Component data from apps and pages
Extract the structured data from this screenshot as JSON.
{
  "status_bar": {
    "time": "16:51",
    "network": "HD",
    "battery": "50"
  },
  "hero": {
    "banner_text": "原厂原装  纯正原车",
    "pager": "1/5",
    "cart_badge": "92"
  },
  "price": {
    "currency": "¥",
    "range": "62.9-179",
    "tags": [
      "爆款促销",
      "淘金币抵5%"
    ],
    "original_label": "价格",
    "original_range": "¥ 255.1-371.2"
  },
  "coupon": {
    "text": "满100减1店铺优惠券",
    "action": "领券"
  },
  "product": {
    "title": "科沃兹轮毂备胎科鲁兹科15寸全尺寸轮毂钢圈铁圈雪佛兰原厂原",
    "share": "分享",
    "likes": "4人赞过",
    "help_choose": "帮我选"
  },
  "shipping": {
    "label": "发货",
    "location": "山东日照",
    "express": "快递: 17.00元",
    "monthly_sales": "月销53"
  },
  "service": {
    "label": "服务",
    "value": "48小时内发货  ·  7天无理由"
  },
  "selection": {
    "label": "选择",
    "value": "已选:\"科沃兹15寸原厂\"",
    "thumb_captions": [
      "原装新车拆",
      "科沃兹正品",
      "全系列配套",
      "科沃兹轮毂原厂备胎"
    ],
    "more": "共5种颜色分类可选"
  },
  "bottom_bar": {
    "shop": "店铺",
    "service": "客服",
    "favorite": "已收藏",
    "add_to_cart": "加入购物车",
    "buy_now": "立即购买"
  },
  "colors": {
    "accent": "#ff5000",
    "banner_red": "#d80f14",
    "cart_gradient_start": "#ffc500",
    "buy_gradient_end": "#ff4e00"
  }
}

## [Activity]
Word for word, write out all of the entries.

## [Reply to the exercise]
Extract the structured data from this screenshot as JSON.
{
  "status_bar": {
    "time": "16:51",
    "network": "HD",
    "battery": "50"
  },
  "hero": {
    "banner_text": "原厂原装  纯正原车",
    "pager": "1/5",
    "cart_badge": "92"
  },
  "price": {
    "currency": "¥",
    "range": "62.9-179",
    "tags": [
      "爆款促销",
      "淘金币抵5%"
    ],
    "original_label": "价格",
    "original_range": "¥ 255.1-371.2"
  },
  "coupon": {
    "text": "满100减1店铺优惠券",
    "action": "领券"
  },
  "product": {
    "title": "科沃兹轮毂备胎科鲁兹科15寸全尺寸轮毂钢圈铁圈雪佛兰原厂原",
    "share": "分享",
    "likes": "4人赞过",
    "help_choose": "帮我选"
  },
  "shipping": {
    "label": "发货",
    "location": "山东日照",
    "express": "快递: 17.00元",
    "monthly_sales": "月销53"
  },
  "service": {
    "label": "服务",
    "value": "48小时内发货  ·  7天无理由"
  },
  "selection": {
    "label": "选择",
    "value": "已选:\"科沃兹15寸原厂\"",
    "thumb_captions": [
      "原装新车拆",
      "科沃兹正品",
      "全系列配套",
      "科沃兹轮毂原厂备胎"
    ],
    "more": "共5种颜色分类可选"
  },
  "bottom_bar": {
    "shop": "店铺",
    "service": "客服",
    "favorite": "已收藏",
    "add_to_cart": "加入购物车",
    "buy_now": "立即购买"
  },
  "colors": {
    "accent": "#ff5000",
    "banner_red": "#d80f14",
    "cart_gradient_start": "#ffc500",
    "buy_gradient_end": "#ff4e00"
  }
}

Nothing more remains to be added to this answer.